It’s even more glaring when you look at the amount of electricity generated per worker. Coal generated an incredible 7,745 megawatt-hours of electricity per worker; natural gas 3,812 MWH per worker; wind a measly 836 MWH for every employee; and solar an abysmal 98 MWH per worker.

To continue reading: More Solar Jobs Is a Curse, Not a Blessing

Silicon Valley’s Latest Hype——Taxpayer Subsidized Rooftop Solar Leases, by Sigmund Holmes

From Sigmund Holmes at davidstockmanscontracorner.com:

Silicon Valley is in the midst of another boom and gullible reporters are buying anything the alleged tech geniuses throw at them. The latest example is this bit of hyperbole from Bloomberg reporters Mark Chediak and Chris Martin on the latest innovation from the valley:

Silicon Valley has something to offer the world in the drive toward a clean energy economy. And it’s not technology.

It’s a financing formula. In a region that spawned tech giants Apple Inc. and Google and is famous for innovators and entrepreneurs like Steve Jobs, a handful of startups began offering to install solar panels on the homes of middle-class families in return for no-money down and monthly payments cheaper than a utility bill. This third-party leasing method — which made expensive clean energy gear affordable — ignited a rooftop solar revolution with annual U.S. home installations increasing 16-fold since 2008, according to the Solar Energy Industries Association and GTM Research.
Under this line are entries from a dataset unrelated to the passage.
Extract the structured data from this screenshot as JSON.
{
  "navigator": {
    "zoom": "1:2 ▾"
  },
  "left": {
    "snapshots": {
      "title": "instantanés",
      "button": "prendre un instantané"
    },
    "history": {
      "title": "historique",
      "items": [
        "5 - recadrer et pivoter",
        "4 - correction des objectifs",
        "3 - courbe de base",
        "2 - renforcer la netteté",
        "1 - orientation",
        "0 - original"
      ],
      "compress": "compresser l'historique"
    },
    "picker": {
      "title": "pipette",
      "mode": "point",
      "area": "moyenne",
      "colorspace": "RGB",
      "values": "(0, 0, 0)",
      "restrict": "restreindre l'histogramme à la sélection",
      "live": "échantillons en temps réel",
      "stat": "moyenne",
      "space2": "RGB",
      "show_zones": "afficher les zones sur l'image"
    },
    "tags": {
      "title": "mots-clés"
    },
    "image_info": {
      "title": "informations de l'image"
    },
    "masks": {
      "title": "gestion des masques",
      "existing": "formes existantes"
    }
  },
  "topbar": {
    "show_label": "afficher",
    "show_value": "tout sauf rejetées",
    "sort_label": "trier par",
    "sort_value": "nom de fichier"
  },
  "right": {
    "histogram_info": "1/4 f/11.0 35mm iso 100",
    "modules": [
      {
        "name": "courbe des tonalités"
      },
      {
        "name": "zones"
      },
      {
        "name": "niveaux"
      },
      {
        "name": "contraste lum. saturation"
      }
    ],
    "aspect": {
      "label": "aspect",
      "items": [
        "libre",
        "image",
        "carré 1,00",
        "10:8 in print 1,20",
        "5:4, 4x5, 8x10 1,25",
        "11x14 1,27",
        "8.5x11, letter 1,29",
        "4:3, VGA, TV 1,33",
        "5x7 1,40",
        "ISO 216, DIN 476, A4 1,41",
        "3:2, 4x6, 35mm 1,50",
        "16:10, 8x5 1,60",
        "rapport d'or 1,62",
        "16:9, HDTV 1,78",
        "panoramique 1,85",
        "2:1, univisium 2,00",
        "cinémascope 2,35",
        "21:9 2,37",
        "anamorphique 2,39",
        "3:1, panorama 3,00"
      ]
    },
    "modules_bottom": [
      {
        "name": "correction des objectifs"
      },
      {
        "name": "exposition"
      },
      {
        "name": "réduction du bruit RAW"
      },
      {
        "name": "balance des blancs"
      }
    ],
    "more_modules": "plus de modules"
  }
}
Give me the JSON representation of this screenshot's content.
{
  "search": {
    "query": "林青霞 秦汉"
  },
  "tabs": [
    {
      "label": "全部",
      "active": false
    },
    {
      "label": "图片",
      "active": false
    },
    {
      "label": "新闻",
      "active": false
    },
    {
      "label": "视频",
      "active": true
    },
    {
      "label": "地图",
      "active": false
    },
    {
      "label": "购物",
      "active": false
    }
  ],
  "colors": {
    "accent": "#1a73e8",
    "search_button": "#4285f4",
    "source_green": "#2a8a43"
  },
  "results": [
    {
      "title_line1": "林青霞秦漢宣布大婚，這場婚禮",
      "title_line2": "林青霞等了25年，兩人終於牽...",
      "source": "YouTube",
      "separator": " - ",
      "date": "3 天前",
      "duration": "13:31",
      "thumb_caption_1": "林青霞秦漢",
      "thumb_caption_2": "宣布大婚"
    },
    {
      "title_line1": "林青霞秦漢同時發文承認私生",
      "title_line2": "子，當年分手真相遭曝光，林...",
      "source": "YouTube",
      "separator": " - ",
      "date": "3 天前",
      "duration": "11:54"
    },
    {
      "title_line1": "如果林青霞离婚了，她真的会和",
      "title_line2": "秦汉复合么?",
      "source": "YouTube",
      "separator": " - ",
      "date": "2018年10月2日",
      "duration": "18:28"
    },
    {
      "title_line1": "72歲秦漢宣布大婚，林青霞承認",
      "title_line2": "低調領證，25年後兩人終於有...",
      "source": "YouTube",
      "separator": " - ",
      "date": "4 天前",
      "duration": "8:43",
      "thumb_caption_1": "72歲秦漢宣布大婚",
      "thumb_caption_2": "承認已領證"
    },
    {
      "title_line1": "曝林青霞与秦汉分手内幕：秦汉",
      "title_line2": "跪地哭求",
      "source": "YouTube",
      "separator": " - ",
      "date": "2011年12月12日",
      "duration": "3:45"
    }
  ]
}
Really? Do these twits really think Silicon Valley invented lease financing? Do they really think that’s why roof top solar is now “affordable”?

What makes roof top solar “affordable” is low interest rates and massive government subsidies. And, oh yeah, the other thing that makes it “affordable” is that shareholders don’t seem to care that the companies involved, even with the massive subsidies, can’t seem to figure out how to turn a profit.

To continue reading: Silicon Valley’s Latest Hype